Friday, May 16, 2014
But Charlie Jane Anders has come up with a great list so I can stop trying now! :-) While her list is below, she's expanded each item at the link to her post. With pretty pictures! Any kudos for the list please do leave at her post. :-)
10 Ways to Make Everyone Root for Your Amoral Protagonist
by Charlie Jane Anders
1) Make their ends noble (or neutral) even if their means are evil
2) A line they won't cross
3) Someone or something they care about
4) Show us how they lost their moral compass
5) Make everyone else worse
6) A sense of humor is worth a thousand pardons
7) Make them lose
8) Falsely accuse them of worse crimes
9) Make everyone hate them
10) Let us see them doing something unforgivable
Friday, May 09, 2014
|Four Seasons by Giuseppe Arcimboldo|
An approaching storm
You can pick one theme to describe one character (including dialog if you wish). Or write a single sentence description of a different character for each word.
Saturday, May 03, 2014
The muses feed their writers the wild ideas, but it's up to the writers to turn the ideas into readable prose or poetry. It can be a struggle for a muse whose writer can't do justice to her ideas. It can be envy inducing when it's generally whispered that a muse is taking more credit for a writer's success than is felt he deserves.
The panels this year include:
- What to do when your writer won't write?
- Has Fate assigned you a talentless hack? How to stay creative. And sane.
- You are not your writer.
- When writers think their ideas are better.
- Who wrote Shakespeare? Shakespeare or Shakespeare's Muse?
- So your writer has switched genres? When to stick it out and when to ask for reassignment.
- How to work with other muses. The special challenges of musing song writers, ballet creators, performance artists and other multi-art endeavors.

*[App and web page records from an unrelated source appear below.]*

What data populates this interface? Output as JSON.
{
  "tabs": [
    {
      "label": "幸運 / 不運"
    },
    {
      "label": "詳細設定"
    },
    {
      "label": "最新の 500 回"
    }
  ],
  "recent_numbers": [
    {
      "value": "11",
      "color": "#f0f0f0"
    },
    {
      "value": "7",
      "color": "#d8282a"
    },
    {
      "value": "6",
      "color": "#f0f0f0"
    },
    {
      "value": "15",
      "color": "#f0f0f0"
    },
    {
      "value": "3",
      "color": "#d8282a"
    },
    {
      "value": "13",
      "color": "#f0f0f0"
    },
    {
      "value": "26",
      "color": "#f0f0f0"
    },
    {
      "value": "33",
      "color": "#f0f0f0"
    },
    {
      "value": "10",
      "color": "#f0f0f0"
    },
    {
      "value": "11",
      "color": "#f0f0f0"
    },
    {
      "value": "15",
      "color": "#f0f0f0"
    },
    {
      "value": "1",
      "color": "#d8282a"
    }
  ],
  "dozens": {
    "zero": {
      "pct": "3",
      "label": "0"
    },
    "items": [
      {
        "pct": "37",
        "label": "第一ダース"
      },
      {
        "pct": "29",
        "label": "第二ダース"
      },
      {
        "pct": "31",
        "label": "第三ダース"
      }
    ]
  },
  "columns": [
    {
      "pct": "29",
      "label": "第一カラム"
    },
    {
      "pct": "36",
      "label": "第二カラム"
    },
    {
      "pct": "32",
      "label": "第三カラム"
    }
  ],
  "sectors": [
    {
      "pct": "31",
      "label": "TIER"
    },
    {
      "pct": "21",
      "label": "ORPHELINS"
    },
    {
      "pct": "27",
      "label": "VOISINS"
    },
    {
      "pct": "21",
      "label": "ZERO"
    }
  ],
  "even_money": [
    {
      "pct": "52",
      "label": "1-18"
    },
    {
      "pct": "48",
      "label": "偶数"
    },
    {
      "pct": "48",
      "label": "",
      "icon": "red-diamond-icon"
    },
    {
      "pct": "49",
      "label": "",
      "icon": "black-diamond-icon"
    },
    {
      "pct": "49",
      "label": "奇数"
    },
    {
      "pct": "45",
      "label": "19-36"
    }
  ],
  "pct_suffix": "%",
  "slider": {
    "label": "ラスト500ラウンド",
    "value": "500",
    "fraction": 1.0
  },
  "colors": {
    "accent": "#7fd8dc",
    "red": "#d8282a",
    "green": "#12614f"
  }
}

- Inside the mind of a writer
Just some possibilities that might feed your own muse. Or let your muse take it wherever he, she or it wants to.
Create the titles of more panel discussions.
Write the summarizing paragraph of one or more of the panel discussions.
Write the lunch break conversation between two muses. They might be brand new muses. Or rival muses. Or muses of once famous writers now saddled with obscure writers. Or ...
(Sorry, been busy so I've fallen a bit behind! I've got a bunch of warm ups queued and I'll work on queuing the picture prompts so creating the Wednesday prompts is easier to squeeze in :-))